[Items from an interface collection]
'''

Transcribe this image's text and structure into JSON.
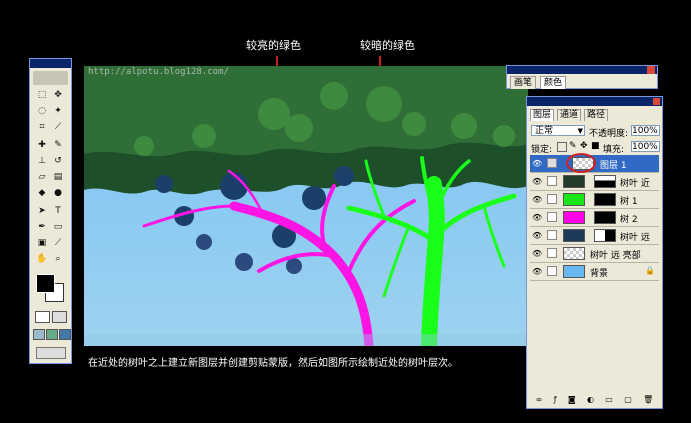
{
  "annotations": {
    "left_label": "较亮的绿色",
    "right_label": "较暗的绿色"
  },
  "watermark": "http://alpotu.blog128.com/",
  "caption": "在近处的树叶之上建立新图层并创建剪贴蒙版，然后如图所示绘制近处的树叶层次。",
  "mini_palette": {
    "tabs": [
      "画笔",
      "颜色"
    ]
  },
  "layers_panel": {
    "tabs": [
      "图层",
      "通道",
      "路径"
    ],
    "blend_mode": "正常",
    "opacity_label": "不透明度:",
    "opacity_value": "100%",
    "lock_label": "锁定:",
    "fill_label": "填充:",
    "fill_value": "100%",
    "layers": [
      {
        "name": "图层 1",
        "selected": true,
        "thumb": "transparent"
      },
      {
        "name": "树叶 近",
        "selected": false,
        "thumb": "leaves"
      },
      {
        "name": "树 1",
        "selected": false,
        "thumb": "#19e619"
      },
      {
        "name": "树 2",
        "selected": false,
        "thumb": "#ff00e6"
      },
      {
        "name": "树叶 远",
        "selected": false,
        "thumb": "leaves"
      },
      {
        "name": "树叶 远 亮部",
        "selected": false,
        "thumb": "transparent"
      },
      {
        "name": "背景",
        "selected": false,
        "thumb": "#6ab8f0"
      }
    ]
  },
  "colors": {
    "sky": "#7fc6f2",
    "dark_green": "#1f5a2a",
    "mid_green": "#3b7d3a",
    "bright_green": "#19ff19",
    "magenta": "#ff14e6",
    "selection_blue": "#316ac5",
    "annotation_red": "#c8201a"
  }
}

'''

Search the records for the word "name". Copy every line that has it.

        "name": "图层 1",
        "name": "树叶 近",
        "name": "树 1",
        "name": "树 2",
        "name": "树叶 远",
        "name": "树叶 远 亮部",
        "name": "背景",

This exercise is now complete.